**What you have to do**
From the first line to the last, write out the listing exactly.

**Material for this exercise**

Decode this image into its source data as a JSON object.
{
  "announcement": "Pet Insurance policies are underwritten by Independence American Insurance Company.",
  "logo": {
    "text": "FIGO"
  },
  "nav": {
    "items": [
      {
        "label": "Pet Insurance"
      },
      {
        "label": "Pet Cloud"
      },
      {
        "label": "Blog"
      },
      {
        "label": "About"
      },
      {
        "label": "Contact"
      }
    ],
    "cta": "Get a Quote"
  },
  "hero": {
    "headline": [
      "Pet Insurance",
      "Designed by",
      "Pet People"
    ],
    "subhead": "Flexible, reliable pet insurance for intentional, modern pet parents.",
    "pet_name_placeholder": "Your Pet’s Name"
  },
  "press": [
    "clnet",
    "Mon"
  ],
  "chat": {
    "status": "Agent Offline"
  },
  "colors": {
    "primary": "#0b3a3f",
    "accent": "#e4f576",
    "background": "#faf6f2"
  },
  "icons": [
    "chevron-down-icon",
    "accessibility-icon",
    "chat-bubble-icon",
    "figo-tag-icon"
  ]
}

**Task answer**
Decode this image into its source data as a JSON object.
{
  "announcement": "Pet Insurance policies are underwritten by Independence American Insurance Company.",
  "logo": {
    "text": "FIGO"
  },
  "nav": {
    "items": [
      {
        "label": "Pet Insurance"
      },
      {
        "label": "Pet Cloud"
      },
      {
        "label": "Blog"
      },
      {
        "label": "About"
      },
      {
        "label": "Contact"
      }
    ],
    "cta": "Get a Quote"
  },
  "hero": {
    "headline": [
      "Pet Insurance",
      "Designed by",
      "Pet People"
    ],
    "subhead": "Flexible, reliable pet insurance for intentional, modern pet parents.",
    "pet_name_placeholder": "Your Pet’s Name"
  },
  "press": [
    "clnet",
    "Mon"
  ],
  "chat": {
    "status": "Agent Offline"
  },
  "colors": {
    "primary": "#0b3a3f",
    "accent": "#e4f576",
    "background": "#faf6f2"
  },
  "icons": [
    "chevron-down-icon",
    "accessibility-icon",
    "chat-bubble-icon",
    "figo-tag-icon"
  ]
}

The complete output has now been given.